**Exercise:** Excluding all pictures, please output the listing exactly.

= Beginning of Section =

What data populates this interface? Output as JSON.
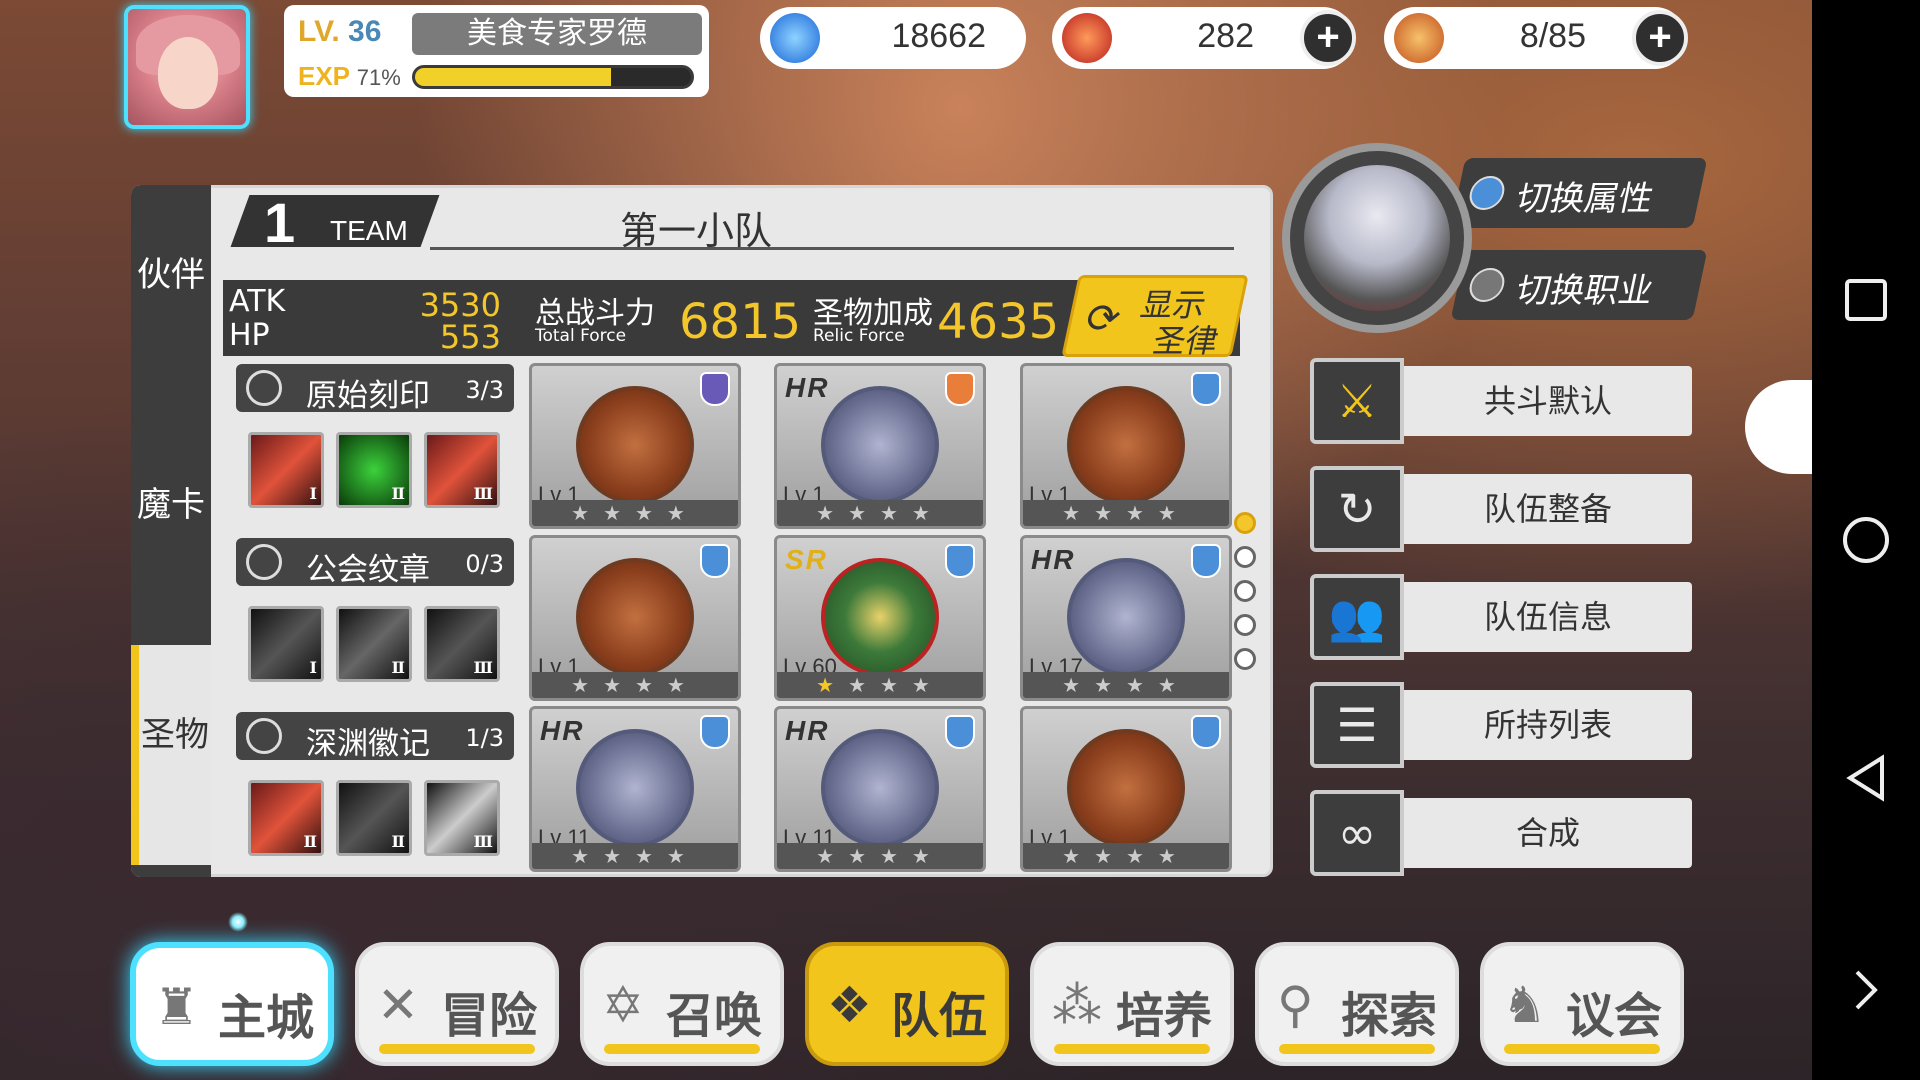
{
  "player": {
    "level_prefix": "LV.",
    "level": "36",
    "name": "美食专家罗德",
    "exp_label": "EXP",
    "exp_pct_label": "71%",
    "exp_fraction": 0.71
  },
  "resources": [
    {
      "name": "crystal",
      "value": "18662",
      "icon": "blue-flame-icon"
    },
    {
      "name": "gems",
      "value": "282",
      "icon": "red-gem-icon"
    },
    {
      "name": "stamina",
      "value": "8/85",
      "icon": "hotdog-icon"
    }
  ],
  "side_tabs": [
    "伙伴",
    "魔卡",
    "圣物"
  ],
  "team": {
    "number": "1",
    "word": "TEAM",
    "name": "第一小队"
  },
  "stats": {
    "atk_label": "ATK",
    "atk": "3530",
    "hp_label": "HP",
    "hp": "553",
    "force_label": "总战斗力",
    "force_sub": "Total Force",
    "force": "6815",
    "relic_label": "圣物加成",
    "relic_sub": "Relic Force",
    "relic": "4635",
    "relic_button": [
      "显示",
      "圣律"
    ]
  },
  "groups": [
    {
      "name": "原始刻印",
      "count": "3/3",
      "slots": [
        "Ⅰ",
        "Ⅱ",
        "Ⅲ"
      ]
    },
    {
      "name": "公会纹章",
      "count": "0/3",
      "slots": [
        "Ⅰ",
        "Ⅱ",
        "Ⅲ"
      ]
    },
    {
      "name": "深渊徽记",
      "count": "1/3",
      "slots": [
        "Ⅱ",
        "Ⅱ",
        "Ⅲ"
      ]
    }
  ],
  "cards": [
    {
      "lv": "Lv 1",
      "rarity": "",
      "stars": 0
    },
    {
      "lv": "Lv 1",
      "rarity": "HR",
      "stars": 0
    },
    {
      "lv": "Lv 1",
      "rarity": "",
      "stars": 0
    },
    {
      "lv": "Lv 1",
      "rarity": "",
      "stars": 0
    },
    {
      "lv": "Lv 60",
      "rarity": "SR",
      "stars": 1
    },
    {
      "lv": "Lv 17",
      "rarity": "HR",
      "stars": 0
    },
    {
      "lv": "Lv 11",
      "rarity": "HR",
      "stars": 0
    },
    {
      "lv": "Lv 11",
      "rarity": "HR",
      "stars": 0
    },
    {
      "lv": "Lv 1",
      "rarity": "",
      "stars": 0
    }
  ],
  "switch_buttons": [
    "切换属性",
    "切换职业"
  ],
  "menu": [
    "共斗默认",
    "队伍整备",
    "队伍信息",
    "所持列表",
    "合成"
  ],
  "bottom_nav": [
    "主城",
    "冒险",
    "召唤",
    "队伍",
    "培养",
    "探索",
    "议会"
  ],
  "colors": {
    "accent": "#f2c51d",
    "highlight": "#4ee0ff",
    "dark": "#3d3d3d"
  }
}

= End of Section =

**Output for this task:**
What data populates this interface? Output as JSON.
{
  "player": {
    "level_prefix": "LV.",
    "level": "36",
    "name": "美食专家罗德",
    "exp_label": "EXP",
    "exp_pct_label": "71%",
    "exp_fraction": 0.71
  },
  "resources": [
    {
      "name": "crystal",
      "value": "18662",
      "icon": "blue-flame-icon"
    },
    {
      "name": "gems",
      "value": "282",
      "icon": "red-gem-icon"
    },
    {
      "name": "stamina",
      "value": "8/85",
      "icon": "hotdog-icon"
    }
  ],
  "side_tabs": [
    "伙伴",
    "魔卡",
    "圣物"
  ],
  "team": {
    "number": "1",
    "word": "TEAM",
    "name": "第一小队"
  },
  "stats": {
    "atk_label": "ATK",
    "atk": "3530",
    "hp_label": "HP",
    "hp": "553",
    "force_label": "总战斗力",
    "force_sub": "Total Force",
    "force": "6815",
    "relic_label": "圣物加成",
    "relic_sub": "Relic Force",
    "relic": "4635",
    "relic_button": [
      "显示",
      "圣律"
    ]
  },
  "groups": [
    {
      "name": "原始刻印",
      "count": "3/3",
      "slots": [
        "Ⅰ",
        "Ⅱ",
        "Ⅲ"
      ]
    },
    {
      "name": "公会纹章",
      "count": "0/3",
      "slots": [
        "Ⅰ",
        "Ⅱ",
        "Ⅲ"
      ]
    },
    {
      "name": "深渊徽记",
      "count": "1/3",
      "slots": [
        "Ⅱ",
        "Ⅱ",
        "Ⅲ"
      ]
    }
  ],
  "cards": [
    {
      "lv": "Lv 1",
      "rarity": "",
      "stars": 0
    },
    {
      "lv": "Lv 1",
      "rarity": "HR",
      "stars": 0
    },
    {
      "lv": "Lv 1",
      "rarity": "",
      "stars": 0
    },
    {
      "lv": "Lv 1",
      "rarity": "",
      "stars": 0
    },
    {
      "lv": "Lv 60",
      "rarity": "SR",
      "stars": 1
    },
    {
      "lv": "Lv 17",
      "rarity": "HR",
      "stars": 0
    },
    {
      "lv": "Lv 11",
      "rarity": "HR",
      "stars": 0
    },
    {
      "lv": "Lv 11",
      "rarity": "HR",
      "stars": 0
    },
    {
      "lv": "Lv 1",
      "rarity": "",
      "stars": 0
    }
  ],
  "switch_buttons": [
    "切换属性",
    "切换职业"
  ],
  "menu": [
    "共斗默认",
    "队伍整备",
    "队伍信息",
    "所持列表",
    "合成"
  ],
  "bottom_nav": [
    "主城",
    "冒险",
    "召唤",
    "队伍",
    "培养",
    "探索",
    "议会"
  ],
  "colors": {
    "accent": "#f2c51d",
    "highlight": "#4ee0ff",
    "dark": "#3d3d3d"
  }
}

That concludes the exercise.